Greece

Greek and Roman Military Writers: Selected Readings by Brian Campbell

Posted On March 23, 2017 at 5:45 pm by / Comments Off on Greek and Roman Military Writers: Selected Readings by Brian Campbell

By Brian Campbell

I have discovered this booklet very necessary as a brief reference advisor to Roman army thought and assets. type of like a Roman Sun-Tzu. The format makes it effortless to slim down and choose from the appropriate writings. the one cause it isn't a five-star is that the translations selected on artillery are a section simplistic and never quite the simplest and such a lot exact. i will not converse with a lot authority approximately different issues, yet during this slender example i might like to see extra element. i assume it isn't the author's rationale to wreck new floor, getting readers all started within the correct path is a invaluable attempt.

Show description

Read Online or Download Greek and Roman Military Writers: Selected Readings (Routledge Classical Translations) PDF

Best greece books

Fragments of the Lost Writings of Proclus: The Platonic Successor

Proclus Lycaeus (February eight, 412 - April 17, 485), surnamed ''The Successor'' or ''diadochos'' used to be a Greek Neoplatonist thinker, one of many final significant Classical philosophers (see Damascius). He set forth essentially the most complex and entirely constructed platforms of Neoplatonism. He stands close to the top of the classical improvement of philosophy, and was once very influential on Western Medieval Philosophy (Greek and Latin) in addition to Islamic suggestion.

Plataea 479 BC: The Most Glorious Victory Ever Seen (Campaign 239)

Plataea was once one of many largest and most crucial land battles of pre-20th century heritage. as regards to 100,000 hoplite and light-armed Greeks took on a fair better barbarian military that incorporated elite Asian cavalry and infantry from as far-off as India, with millions of Greek hoplites and cavalry additionally battling at the Persian facet.

Reading Plato, Tracing Plato: From Ancient Commentary To Medieval Reception

Stephen Gersh bargains right here with the Platonic culture in ecu proposal from the 4th to the 14th century. in this interval one could distinguish an prior part, which include the paintings of historical Greek commentators who possessed Plato's unique works, and a later part comprising the actions of medieval Latin students who, within the absence of such a lot or all of Plato's personal works, derived their very own model of 'Platonism' from the patristic and secular writers of overdue antiquity.

Extra info for Greek and Roman Military Writers: Selected Readings (Routledge Classical Translations)

Sample text

The first two ranks were equipped with the pilum (throwing spear) and Spanish sword, the last rank with the hasta (thrusting spear). All soldiers had an oval shield and, when fully equipped, helmet, body armour, and greaves. In addition a screen of light-armed troops (velites) engaged the enemy first before retreating through the ranks. The hastati and principes threw their spears and then engaged with swords at close quarters. If they were unsuccessful the triarii came forward for a final assault.

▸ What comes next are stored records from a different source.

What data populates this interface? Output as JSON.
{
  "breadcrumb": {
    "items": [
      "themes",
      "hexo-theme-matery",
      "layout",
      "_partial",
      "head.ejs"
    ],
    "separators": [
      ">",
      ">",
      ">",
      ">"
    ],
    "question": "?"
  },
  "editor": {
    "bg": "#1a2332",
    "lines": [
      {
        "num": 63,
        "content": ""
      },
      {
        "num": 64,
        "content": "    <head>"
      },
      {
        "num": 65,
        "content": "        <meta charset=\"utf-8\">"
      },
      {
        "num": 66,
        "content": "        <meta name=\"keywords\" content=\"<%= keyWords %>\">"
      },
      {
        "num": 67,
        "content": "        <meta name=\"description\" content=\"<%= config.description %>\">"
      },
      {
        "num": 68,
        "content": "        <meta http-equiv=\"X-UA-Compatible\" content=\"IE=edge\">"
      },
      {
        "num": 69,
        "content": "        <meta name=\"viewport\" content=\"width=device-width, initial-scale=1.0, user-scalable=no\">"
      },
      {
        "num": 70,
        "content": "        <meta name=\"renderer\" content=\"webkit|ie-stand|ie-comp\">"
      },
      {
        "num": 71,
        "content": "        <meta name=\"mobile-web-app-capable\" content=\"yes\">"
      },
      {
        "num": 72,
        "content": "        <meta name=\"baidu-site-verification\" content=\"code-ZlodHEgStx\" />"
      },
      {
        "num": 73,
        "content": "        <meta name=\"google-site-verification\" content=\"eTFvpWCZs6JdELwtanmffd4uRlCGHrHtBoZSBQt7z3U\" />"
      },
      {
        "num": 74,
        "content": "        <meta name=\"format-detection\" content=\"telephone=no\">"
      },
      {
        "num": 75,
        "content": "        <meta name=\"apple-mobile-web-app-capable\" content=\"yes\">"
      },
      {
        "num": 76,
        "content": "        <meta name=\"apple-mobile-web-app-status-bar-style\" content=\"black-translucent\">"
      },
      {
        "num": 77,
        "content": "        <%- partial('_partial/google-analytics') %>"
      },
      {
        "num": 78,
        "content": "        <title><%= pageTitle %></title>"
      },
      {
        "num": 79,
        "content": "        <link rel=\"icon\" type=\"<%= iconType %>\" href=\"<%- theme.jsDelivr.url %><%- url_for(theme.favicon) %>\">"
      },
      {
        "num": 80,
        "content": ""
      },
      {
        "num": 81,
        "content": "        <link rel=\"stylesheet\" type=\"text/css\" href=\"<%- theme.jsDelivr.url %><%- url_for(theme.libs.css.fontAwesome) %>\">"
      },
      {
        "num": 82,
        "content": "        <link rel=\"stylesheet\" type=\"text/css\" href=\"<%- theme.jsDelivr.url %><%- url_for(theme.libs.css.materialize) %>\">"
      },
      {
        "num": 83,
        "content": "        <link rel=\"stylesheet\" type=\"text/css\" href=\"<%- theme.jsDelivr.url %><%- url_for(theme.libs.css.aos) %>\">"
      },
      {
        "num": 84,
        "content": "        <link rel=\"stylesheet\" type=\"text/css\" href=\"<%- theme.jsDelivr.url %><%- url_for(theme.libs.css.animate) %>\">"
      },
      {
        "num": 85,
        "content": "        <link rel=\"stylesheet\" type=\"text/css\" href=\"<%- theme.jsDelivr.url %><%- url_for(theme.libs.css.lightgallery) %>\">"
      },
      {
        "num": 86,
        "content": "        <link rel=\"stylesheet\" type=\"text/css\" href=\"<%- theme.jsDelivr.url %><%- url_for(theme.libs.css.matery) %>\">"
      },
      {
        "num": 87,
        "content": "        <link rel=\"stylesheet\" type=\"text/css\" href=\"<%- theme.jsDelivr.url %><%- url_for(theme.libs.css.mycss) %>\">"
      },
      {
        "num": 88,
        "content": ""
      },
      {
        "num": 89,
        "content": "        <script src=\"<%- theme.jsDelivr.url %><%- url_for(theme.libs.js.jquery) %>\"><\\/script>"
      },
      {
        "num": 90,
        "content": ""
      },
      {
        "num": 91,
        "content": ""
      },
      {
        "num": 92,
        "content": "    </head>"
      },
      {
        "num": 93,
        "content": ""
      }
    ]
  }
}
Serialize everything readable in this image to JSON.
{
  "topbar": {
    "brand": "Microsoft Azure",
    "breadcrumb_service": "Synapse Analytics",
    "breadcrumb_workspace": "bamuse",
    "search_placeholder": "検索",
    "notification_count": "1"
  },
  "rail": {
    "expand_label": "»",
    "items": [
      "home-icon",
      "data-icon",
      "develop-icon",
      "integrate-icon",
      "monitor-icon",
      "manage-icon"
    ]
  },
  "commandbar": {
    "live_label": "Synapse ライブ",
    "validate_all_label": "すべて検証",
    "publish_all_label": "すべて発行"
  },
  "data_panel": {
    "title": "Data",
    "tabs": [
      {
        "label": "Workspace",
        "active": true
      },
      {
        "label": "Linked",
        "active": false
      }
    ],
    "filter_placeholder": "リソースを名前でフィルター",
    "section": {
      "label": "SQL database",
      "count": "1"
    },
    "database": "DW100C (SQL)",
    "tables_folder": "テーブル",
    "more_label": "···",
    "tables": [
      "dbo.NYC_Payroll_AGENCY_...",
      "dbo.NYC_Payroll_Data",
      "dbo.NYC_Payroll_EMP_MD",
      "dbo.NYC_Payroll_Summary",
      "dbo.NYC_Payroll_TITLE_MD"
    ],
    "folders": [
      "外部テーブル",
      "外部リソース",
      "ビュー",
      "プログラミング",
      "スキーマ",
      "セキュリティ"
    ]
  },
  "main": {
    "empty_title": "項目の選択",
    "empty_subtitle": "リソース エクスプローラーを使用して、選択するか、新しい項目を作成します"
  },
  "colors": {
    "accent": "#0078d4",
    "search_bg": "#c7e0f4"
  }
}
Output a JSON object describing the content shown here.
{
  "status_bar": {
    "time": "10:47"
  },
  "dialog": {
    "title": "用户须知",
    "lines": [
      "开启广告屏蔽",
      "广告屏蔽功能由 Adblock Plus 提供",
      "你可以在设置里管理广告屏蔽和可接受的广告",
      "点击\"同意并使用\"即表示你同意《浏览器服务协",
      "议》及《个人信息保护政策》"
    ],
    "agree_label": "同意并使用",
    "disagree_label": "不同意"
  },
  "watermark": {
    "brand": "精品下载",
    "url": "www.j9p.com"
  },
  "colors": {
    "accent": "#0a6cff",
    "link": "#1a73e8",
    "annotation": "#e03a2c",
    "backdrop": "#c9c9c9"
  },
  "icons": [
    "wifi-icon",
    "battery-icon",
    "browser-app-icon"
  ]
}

These must bring the password to the tribunes before dark. Therefore, if all the tablets issued are returned, the tribune knows that the watchword has been passed to all the maniples and has passed through all of them back to him. But if anyone of them is missing, he enquires at once into what has happened, and from the record knows from what section the tablet has not returned. The person responsible for the delay suffers suitable punishment. 38 (Roman discipline) If the same thing ever happens to large groups of soldiers, and maniples when desperately hard pressed desert their post, the Romans refrain from inflicting the fustuarium (beating to death with sticks) or the death penalty on all of them, but instead find a resolution that is both expedient and also strikes fear.

28 Brunt (1988) is essential for the role of the army in this period. P. A. Speidel (1992); Alston (1994); logistics – Roth (1999); arms – Bishop and Coulston (1993). For the impact of the army on the society and culture and life of the eastern part of the empire see the excellent study of Isaac (1992); the army in Egypt – Alston (1995). 30 See below, no. 165. 31 See Marsden (1969), 174–98; also below, Chapter 5. 32 For the later Roman army see Jones (1964), 607–86; Williams (1985), 91–101; Southern and Dixon (1996).

Download PDF sample

Rated 4.52 of 5 – based on 35 votes